Amidst the post-season dramatics, I wonder how many people have shared my particular wonderment: What is this mysterious word walk-off I keep hearing from baseball announcers? Sunday night, David Ortiz hit a walk-off homerun. Monday night, Ortiz hit a walk-off single. Even as I type this, the announcers on my radio tell me that Ortiz hit a walk-off home run in the Sox' previous playoff series against the California Angels.
Wherefore walk-off and why does it always happen to David Ortiz? And what does this have to do with community dynamics?
After hearing three days of walk-off this and walk-off that, I am proud to say I figured it out. But you can look it up if you don't believe me. A walk-off hit is one that ends a game. In the bottom of the ninth inning, or the bottom of an extra inning, any hit that drives in the winning run is a walk-off base hit. This makes sense because after a walk-off hit, both teams walk off the field.
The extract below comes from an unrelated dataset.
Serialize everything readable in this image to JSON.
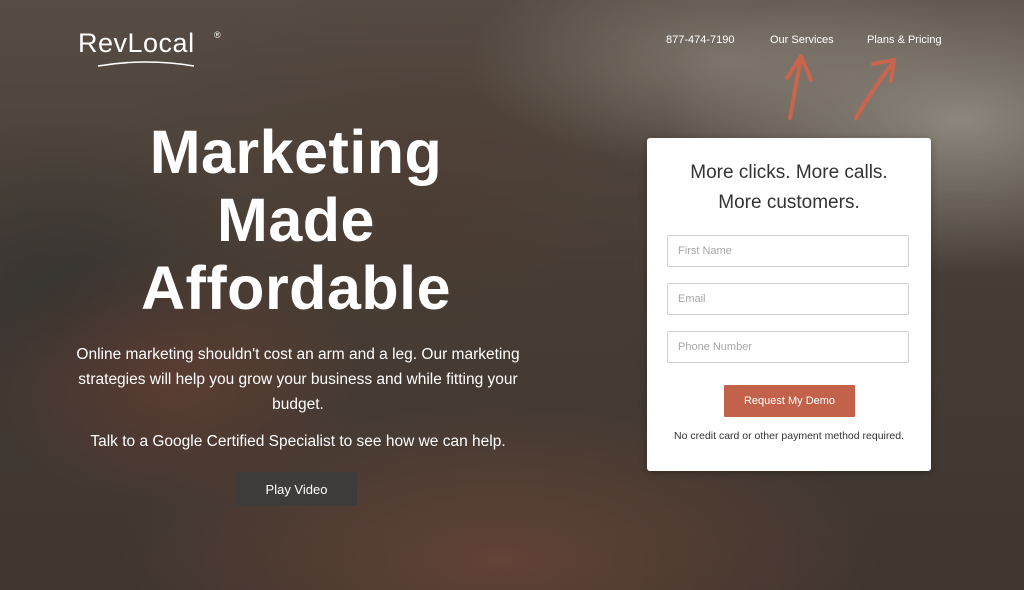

David Ortiz is rightly considered a hero for his production of walk-off hits (home runs and otherwise). Hitting never counts more than with the game on the line.
And finally, here comes the (tenuous) bridge to Connectedness: Communities, like recent Yankees-Red Sox games, last a very long time. With so much future ahead of them, communities can typically afford to let group decisions evolve gradually. But every once in a while a community finds itself in the bottom of the ninth inning, with a tight deadline looming over an important decision.
I recently experienced the "bottom of the ninth" in two different communities. In each case the general situation was the same: A community appoints a committee to produce a critical document, requiring long and complex deliberation over many subtle questions. Months later, the committee is ready to present its work for approval by the wider community. Despite welcoming feedback at every step of its arduous months-long creative process, the committee doesn't actually attract much attention until this last dramatic phase. Just when the committee thinks it has finally wrestled through all the tough questions, new voices raise all-too familiar arguments.
Here comes David Ortiz to the podium. The semi-annual meeting is one week away.
The committee has drafted a solid document, but the community is anxious. Couldn't the committee have done a better job? Are we really ready to approve this document?
Proposed amendments begin to circulate informally. Meanwhile, the committee is done; they are not putting another six months into this. The semi-annual meeting will be the do or die moment.
Ortiz swings! It's a long fly ball down the right field line! It looks like it's got the distance! Yankees outfielder Sheffield has his back to the fence, he jumps for the ball...
My two recent "bottom of the ninth" experiences ended quite differently. One was a walk-off grand slam (See? It all comes together) and the other a fly out to the warning track. I'll say more about the real-life differences between these two stories soon.